Ficks Second LawChapter 6 -18In the non-steady state the concentration profile develops with time. VMSE: Screenshot of Diffusion Computations & Data Plots19
Chapter 6 -20Non-steady State DiffusionAdapted from Fig. 6.5, Callister & Rethwisch 4e. B.C. at t = 0, C = Co for 0 x at t > 0, C = CS for x = 0 (constant surface conc.) C = Co for x = Copper diffuses into a bar of aluminum.pre-existing conc., Co of copper atoms Surface conc., C of Cu atomsbars
CsChapter 6 -2021Solution: C(x,t) = Conc. at point x at time t erf (z) = error function
erf(z) values are given in Table 6.1CSCoC(x,t)
Adapted from Fig. 6.5, Callister & Rethwisch 4e. Chapter 6 -2122Non-steady State DiffusionSample Problem: An FCC iron-carbon alloy initially containing 0.20 wt% C is carburized at an elevated temperature and in an atmosphere that gives a surface carbon concentration constant at 1.0 wt%. If after 49.5 h the concentration of carbon is 0.35 wt% at a position 4.0 mm below the surface, determine the temperature at which the treatment was carried out.
Solution: use Eqn. 6.5
Chapter 6 -2223Solution (cont.):t = 49.5 h x = 4 x 10-3 mCx = 0.35 wt%Cs = 1.0 wt%Co = 0.20 wt%
erf(z) = 0.8125Chapter 6 -2324Solution (cont.):We must now determine from Table 6.1 the value of z for which the error function is 0.8125. An interpolation is necessary as followszerf(z)0.900.7970z0.81250.950.8209
z = 0.93Now solve for D
Chapter 6 -2425To solve for the temperature at which D has the above value, we use a rearranged form of Equation (6.9a);
from Table 6.2, for diffusion of C in FCC Fe Do = 2.3 x 10-5 m2/s Qd = 148,000 J/mol
Solution (cont.):T = 1300 K = 1027CChapter 6 -2526Example: Chemical Protective Clothing (CPC)Methylene chloride is a common ingredient of paint removers. Besides being an irritant, it also may be absorbed through skin. When using this paint remover, protective gloves should be worn.If butyl rubber gloves (0.04 cm thick) are used, what is the breakthrough time (tb), i.e., how long could the gloves be used before methylene chloride reaches the hand?Datadiffusion coefficient in butyl rubber: D = 110 x10-8 cm2/sChapter 6 -2627CPC Example (cont.)Time required for breakthrough ca. 4 mingloveC1C2skinpaintremoverx1x2 Solution assuming linear conc. gradient

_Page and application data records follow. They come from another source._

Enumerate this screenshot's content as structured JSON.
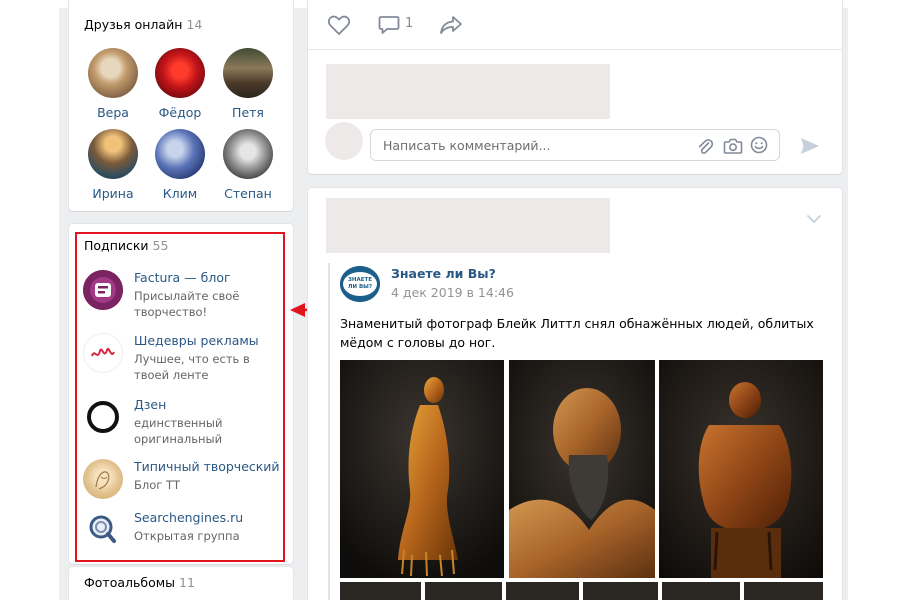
{
  "friends_online": {
    "title": "Друзья онлайн",
    "count": "14",
    "friends": [
      {
        "name": "Вера"
      },
      {
        "name": "Фёдор"
      },
      {
        "name": "Петя"
      },
      {
        "name": "Ирина"
      },
      {
        "name": "Клим"
      },
      {
        "name": "Степан"
      }
    ]
  },
  "subscriptions": {
    "title": "Подписки",
    "count": "55",
    "items": [
      {
        "name": "Factura — блог",
        "description": "Присылайте своё творчество!"
      },
      {
        "name": "Шедевры рекламы",
        "description": "Лучшее, что есть в твоей ленте"
      },
      {
        "name": "Дзен",
        "description": "единственный оригинальный"
      },
      {
        "name": "Типичный творческий",
        "description": "Блог ТТ"
      },
      {
        "name": "Searchengines.ru",
        "description": "Открытая группа"
      }
    ]
  },
  "photo_albums": {
    "title": "Фотоальбомы",
    "count": "11"
  },
  "post1": {
    "comments_count": "1",
    "comment_placeholder": "Написать комментарий..."
  },
  "post2": {
    "source_name": "Знаете ли Вы?",
    "source_logo_text": "ЗНАЕТЕ ЛИ ВЫ?",
    "date": "4 дек 2019 в 14:46",
    "text": "Знаменитый фотограф Блейк Литтл снял обнажённых людей, облитых мёдом с головы до ног."
  },
  "colors": {
    "link": "#2a5885",
    "highlight": "#e0141e",
    "page_bg": "#edeef0",
    "placeholder": "#ece9e8"
  }
}
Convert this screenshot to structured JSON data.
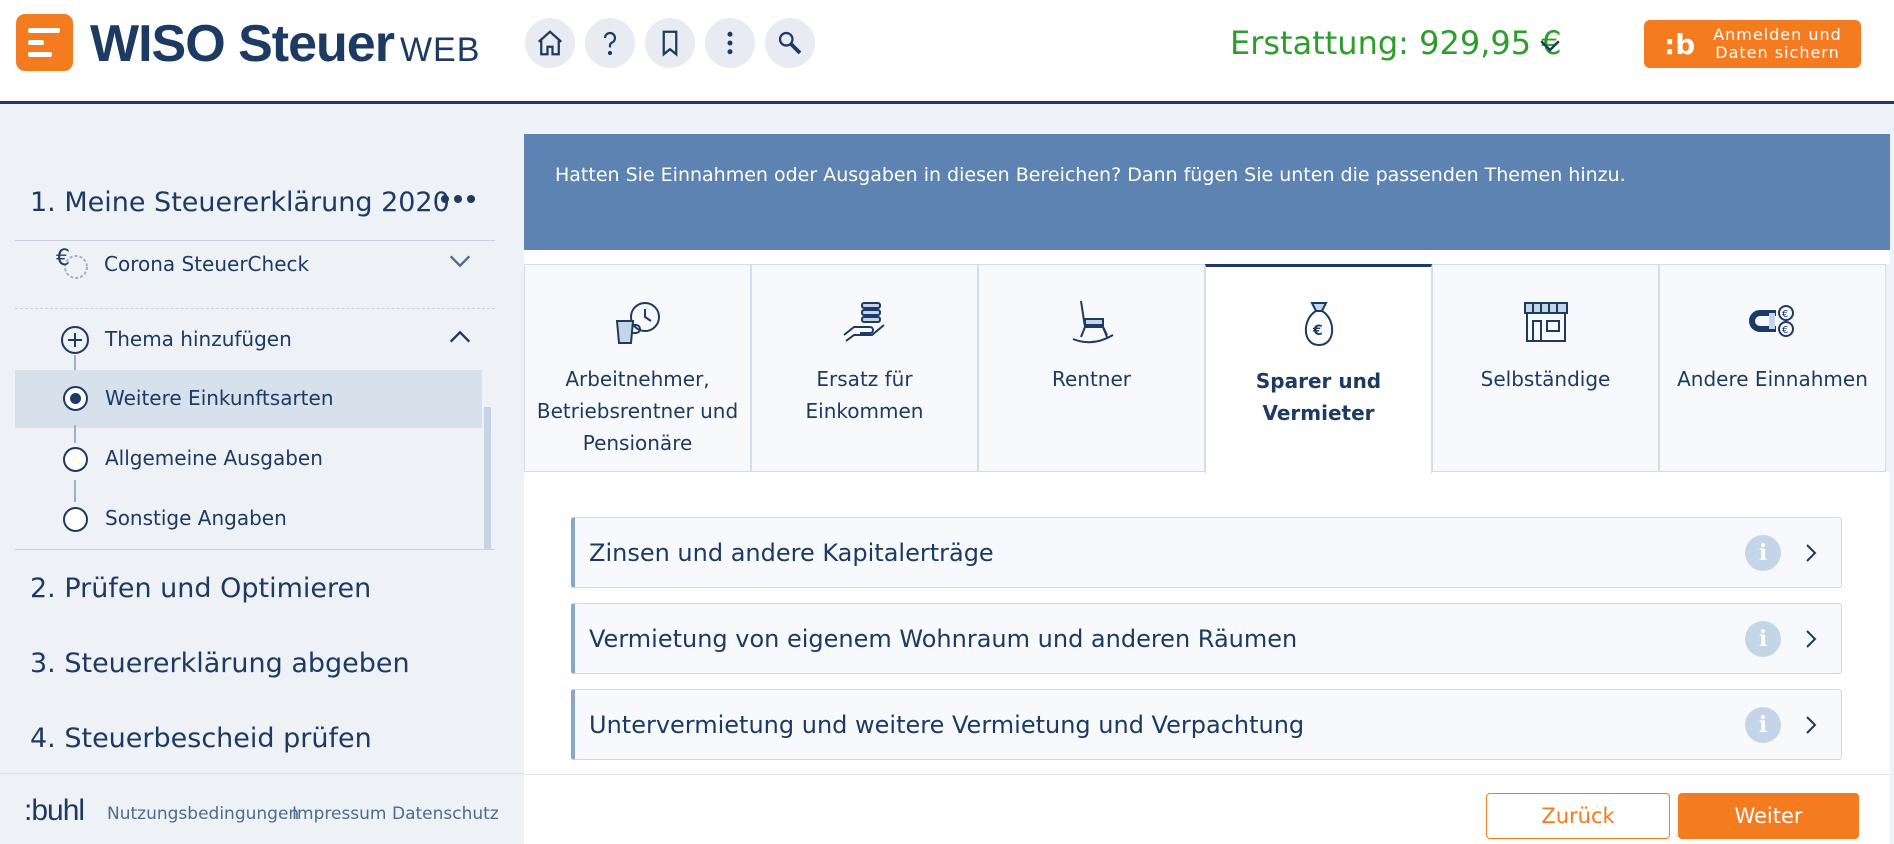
{
  "header": {
    "brand": "WISO Steuer",
    "brand_suffix": "WEB",
    "icons": [
      "home-icon",
      "help-icon",
      "bookmark-icon",
      "more-vertical-icon",
      "search-icon"
    ],
    "refund_label": "Erstattung: 929,95 €",
    "login_glyph": ":b",
    "login_line1": "Anmelden und",
    "login_line2": "Daten sichern"
  },
  "sidebar": {
    "step1": "1. Meine Steuererklärung 2020",
    "corona": "Corona SteuerCheck",
    "thema": "Thema hinzufügen",
    "sub_items": [
      {
        "label": "Weitere Einkunftsarten",
        "checked": true
      },
      {
        "label": "Allgemeine Ausgaben",
        "checked": false
      },
      {
        "label": "Sonstige Angaben",
        "checked": false
      }
    ],
    "step2": "2. Prüfen und Optimieren",
    "step3": "3. Steuererklärung abgeben",
    "step4": "4. Steuerbescheid prüfen"
  },
  "footer": {
    "logo": ":buhl",
    "links": [
      "Nutzungsbedingungen",
      "Impressum",
      "Datenschutz"
    ]
  },
  "main": {
    "banner": "Hatten Sie Einnahmen oder Ausgaben in diesen Bereichen? Dann fügen Sie unten die passenden Themen hinzu.",
    "tabs": [
      {
        "label": "Arbeitnehmer, Betriebsrentner und Pensionäre",
        "icon": "coffee-clock-icon"
      },
      {
        "label": "Ersatz für Einkommen",
        "icon": "hand-money-icon"
      },
      {
        "label": "Rentner",
        "icon": "rocking-chair-icon"
      },
      {
        "label": "Sparer und Vermieter",
        "icon": "money-bag-icon",
        "active": true
      },
      {
        "label": "Selbständige",
        "icon": "shop-icon"
      },
      {
        "label": "Andere Einnahmen",
        "icon": "magnet-coins-icon"
      }
    ],
    "rows": [
      "Zinsen und andere Kapitalerträge",
      "Vermietung von eigenem Wohnraum und anderen Räumen",
      "Untervermietung und weitere Vermietung und Verpachtung"
    ],
    "info_glyph": "i",
    "back_label": "Zurück",
    "next_label": "Weiter"
  },
  "colors": {
    "primary": "#1d3a63",
    "accent": "#f47b20",
    "banner": "#5d83b3",
    "refund": "#2e9d2c"
  }
}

Equation from online CPC Case Study 5 at the Student Companion Site for Callister & Rethwisch 4e (www.wiley.com/college/callister)
D = 110 x 10-8 cm2/s
Breakthrough time = tbChapter 6 -2728Diffusion FASTER for...
open crystal structures
materials w/secondary bonding
smaller diffusing atoms
lower density materialsDiffusion SLOWER for...
materials w/covalent bonding
larger diffusing atoms
higher density materialsSummaryChapter 6 -2829Core Problems:Self-help Problems:ANNOUNCEMENTSReading:Chapter 6 -29